**What the exercise asks:** Below are records; how many of their lines contain "labels"? Answer with only the number.

**Source data:**
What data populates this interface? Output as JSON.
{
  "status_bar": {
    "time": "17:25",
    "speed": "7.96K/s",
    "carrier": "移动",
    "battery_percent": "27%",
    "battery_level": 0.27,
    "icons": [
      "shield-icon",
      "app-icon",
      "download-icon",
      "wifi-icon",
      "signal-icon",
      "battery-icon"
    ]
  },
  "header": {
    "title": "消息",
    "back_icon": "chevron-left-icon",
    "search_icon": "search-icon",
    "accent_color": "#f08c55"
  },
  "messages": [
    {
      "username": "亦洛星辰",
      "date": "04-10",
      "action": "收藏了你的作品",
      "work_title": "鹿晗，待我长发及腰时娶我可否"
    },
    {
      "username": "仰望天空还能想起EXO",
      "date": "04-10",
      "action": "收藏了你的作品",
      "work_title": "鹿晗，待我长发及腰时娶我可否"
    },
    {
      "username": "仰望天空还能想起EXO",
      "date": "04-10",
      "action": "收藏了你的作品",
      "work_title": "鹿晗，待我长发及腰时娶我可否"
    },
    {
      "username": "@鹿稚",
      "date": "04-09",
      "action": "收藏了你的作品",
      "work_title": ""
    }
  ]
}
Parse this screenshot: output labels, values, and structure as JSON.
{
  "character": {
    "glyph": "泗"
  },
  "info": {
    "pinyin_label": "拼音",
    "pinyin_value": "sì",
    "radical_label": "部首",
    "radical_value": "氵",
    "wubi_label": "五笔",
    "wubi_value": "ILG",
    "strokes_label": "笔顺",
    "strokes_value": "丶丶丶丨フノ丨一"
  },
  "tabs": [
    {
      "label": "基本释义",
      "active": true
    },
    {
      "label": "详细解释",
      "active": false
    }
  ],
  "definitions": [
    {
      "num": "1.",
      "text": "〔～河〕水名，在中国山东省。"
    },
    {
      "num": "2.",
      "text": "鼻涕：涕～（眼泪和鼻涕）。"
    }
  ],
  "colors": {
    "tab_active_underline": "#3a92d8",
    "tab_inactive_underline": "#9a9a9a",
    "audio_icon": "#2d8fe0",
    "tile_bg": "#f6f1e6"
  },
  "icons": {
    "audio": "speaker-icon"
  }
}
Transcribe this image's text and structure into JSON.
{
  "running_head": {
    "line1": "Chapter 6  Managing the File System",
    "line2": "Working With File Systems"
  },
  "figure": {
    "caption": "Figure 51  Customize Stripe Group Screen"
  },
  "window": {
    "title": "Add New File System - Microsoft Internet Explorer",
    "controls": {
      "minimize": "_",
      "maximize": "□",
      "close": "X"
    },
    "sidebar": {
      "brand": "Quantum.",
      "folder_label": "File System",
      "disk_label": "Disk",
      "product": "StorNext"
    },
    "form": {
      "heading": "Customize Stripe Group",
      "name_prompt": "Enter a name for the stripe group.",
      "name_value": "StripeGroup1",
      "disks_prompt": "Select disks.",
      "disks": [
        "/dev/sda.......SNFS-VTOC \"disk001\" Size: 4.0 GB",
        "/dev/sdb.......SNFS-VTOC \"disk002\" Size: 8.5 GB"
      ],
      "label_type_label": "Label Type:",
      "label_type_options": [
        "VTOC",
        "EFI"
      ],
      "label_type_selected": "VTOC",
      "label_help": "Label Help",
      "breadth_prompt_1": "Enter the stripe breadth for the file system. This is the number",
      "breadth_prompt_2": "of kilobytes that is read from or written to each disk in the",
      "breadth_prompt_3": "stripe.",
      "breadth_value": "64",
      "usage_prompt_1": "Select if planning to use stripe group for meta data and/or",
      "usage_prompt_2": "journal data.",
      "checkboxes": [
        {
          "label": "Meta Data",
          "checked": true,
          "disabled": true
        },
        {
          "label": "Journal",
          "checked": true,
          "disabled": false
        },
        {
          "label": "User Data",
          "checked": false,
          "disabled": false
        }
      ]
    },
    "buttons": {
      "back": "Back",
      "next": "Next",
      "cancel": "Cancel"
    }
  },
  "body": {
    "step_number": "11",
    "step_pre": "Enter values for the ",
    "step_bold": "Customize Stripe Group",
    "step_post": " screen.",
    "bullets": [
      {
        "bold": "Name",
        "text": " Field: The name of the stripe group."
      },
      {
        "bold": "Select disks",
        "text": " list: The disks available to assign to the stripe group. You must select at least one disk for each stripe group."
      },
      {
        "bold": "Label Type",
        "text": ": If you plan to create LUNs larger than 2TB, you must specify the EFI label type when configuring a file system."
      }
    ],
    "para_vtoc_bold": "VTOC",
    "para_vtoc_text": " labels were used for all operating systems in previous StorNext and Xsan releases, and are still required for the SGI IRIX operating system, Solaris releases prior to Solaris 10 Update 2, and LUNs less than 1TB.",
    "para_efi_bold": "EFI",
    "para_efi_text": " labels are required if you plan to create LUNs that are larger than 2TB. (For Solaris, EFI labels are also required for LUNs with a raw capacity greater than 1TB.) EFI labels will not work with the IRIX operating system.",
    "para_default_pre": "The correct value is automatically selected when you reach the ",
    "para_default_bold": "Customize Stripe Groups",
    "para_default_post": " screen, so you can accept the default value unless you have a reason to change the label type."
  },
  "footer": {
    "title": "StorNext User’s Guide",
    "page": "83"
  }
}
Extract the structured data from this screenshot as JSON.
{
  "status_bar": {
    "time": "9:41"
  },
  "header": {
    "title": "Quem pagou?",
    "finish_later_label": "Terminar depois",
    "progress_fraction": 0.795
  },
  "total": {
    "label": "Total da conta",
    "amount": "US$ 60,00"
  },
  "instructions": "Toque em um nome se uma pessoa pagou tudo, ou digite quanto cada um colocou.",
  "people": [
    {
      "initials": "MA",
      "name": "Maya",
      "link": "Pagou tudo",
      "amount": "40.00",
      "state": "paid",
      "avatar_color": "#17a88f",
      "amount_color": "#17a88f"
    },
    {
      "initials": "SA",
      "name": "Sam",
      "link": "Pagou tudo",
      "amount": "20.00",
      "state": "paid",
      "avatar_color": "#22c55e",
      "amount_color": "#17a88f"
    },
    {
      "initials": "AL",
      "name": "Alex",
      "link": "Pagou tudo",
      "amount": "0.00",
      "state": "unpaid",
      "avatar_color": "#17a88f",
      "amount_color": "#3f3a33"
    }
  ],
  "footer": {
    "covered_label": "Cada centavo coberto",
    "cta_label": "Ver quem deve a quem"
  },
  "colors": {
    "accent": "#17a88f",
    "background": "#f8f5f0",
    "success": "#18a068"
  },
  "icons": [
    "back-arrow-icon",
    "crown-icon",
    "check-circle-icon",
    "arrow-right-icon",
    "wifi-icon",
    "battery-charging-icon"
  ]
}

**Task solution:** 3